Friday, May 8, 2015

They Grow Up So Fast



Sometimes I see pictures from when my kids were much younger, from when they were babies and toddlers. I’ll get a tiny pang of nostalgia for when they smelled like Johnson’s lavender baby wash and then I’ll quickly regain my senses. Most everyone I know subscribes (at least publicly) to the please-stay-little-forever mantra, where they wish they could keep their child in a state of perpetual baby-hood and always have them in your lap.

Confession: I don’t feel that way. I’m guessing I’m not alone, but people are afraid to go on the record and say that they actually enjoy their older kids. I’m sure a lot of people do feel the same as me, but it’s not often, if ever, that you hear anyone say it. I’m glad they’re all out of diapers, completely potty-trained, and I don’t have to wipe someone’s butt on a daily basis, something I did daily from November 29, 2001 until sometime around December 2010. There are fewer tantrums, less Caillou, and no more Disney Junior. I’m glad that we can rock out to Fall Out Boy and Oasis while we’re riding to school in the morning instead of having to suffer through Dora’s latest and greatest hits and misses. Gone are the days when I don’t have to constantly ask, “What’s in your mouth?!” and then fish out some random piece of debris. “Was that cat food or something else?” “AWWWWWW! Don’t eat THAT!” They can play in the yard without having to constantly be warned to stay out of the street. I don’t worry about them suddenly toppling over and bashing their head against the bricks on the hearth. My outlets are free from plastic obstacles, I open cabinets and drawers without hesitation, and the bleach can live under the kitchen sink again. Stairs are ascended and descended with ease and I don’t freak the freak out hoping they won’t go crashing down from two steps from the top. I can let an ugly word slip without fear of it being repeated in front of God and everyone at church. (Don’t fib, you know you’ve done it too.)

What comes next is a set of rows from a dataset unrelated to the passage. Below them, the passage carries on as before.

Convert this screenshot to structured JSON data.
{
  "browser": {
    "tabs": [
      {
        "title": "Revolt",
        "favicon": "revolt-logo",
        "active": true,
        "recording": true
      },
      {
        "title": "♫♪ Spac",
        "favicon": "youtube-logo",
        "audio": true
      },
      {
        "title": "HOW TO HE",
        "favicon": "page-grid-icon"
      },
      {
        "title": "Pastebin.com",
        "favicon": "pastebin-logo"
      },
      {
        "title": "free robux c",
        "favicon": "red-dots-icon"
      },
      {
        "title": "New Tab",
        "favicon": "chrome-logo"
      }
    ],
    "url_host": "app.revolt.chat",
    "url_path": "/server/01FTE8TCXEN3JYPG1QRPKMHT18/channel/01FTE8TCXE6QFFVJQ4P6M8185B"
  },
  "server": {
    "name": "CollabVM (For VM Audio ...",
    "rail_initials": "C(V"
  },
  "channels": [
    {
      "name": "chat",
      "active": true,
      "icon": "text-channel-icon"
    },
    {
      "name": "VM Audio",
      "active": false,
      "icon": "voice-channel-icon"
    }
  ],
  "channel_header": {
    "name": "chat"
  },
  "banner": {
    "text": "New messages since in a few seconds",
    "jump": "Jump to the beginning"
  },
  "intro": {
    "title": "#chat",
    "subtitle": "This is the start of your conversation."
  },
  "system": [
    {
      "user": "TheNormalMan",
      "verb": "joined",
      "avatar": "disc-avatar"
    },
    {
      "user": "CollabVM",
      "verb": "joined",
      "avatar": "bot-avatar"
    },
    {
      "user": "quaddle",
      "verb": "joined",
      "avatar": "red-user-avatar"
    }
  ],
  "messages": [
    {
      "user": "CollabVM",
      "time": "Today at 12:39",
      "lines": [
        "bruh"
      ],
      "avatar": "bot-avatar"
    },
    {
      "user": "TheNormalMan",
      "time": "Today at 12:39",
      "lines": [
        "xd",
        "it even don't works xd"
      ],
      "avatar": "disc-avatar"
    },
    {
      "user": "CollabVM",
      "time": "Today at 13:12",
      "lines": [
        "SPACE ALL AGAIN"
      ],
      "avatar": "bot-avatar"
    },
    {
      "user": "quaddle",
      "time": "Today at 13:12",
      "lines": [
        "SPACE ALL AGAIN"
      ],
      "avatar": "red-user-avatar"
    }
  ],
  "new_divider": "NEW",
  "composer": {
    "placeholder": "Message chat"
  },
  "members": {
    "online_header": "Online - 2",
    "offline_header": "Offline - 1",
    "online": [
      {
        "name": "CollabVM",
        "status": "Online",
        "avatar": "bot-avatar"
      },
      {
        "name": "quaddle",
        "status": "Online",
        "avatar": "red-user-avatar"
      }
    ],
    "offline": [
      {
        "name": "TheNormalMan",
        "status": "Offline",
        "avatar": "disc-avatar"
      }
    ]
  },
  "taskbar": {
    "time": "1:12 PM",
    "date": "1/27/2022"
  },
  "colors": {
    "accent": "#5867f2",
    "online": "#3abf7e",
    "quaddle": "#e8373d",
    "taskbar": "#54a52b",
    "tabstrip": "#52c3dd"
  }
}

I know the teen years will be fraught with their own set of worries and struggles, but at least they can fully understand my words when they’ve screwed up and can know precisely why they’ve been given certain consequences. They can also understand the value of work and that it may result in a little green in their pocket. They’re at the point now where they can stay alone for a while during the day and I don’t necessarily have to have a babysitter stay with them. They can try new things and succeed or fail, and be able to understand the lessons learned along the way. It’s wonderful to see them developing into their personality rather than trying to catch a glimpse of who they are as a person after they’ve had four meltdowns in the same day. I’ve always loved watching them achieve things, but now I get the added joy of knowing that they were able to figure it out without much, if any, input from me.

I’m glad I’ve arrived at this season of my life. I always knew I’d enjoy them even more when they got a little older, and now I am at peace with saying it out loud. I’ve always loved and adored them, from the time they were a pink line on a stick, but now it’s an enjoyable time of life where I get to sit back and watch my years of work come to fruition, that they might reach their full potential as they grow into adults.

2 comments:

  1. Yes, you are at what I would call the coasting age, elementary and early middle school. I enjoyed my kids a lot at that age. And, not every teen is fraught with angst, so you may just coast through that too.

    ReplyDelete
  2. Hi, I enjoy reading your site! Is it okay to contact your through your email? Please email me back.

    Thanks!

    Cailyn
    cailynxxx gmail.com

    ReplyDelete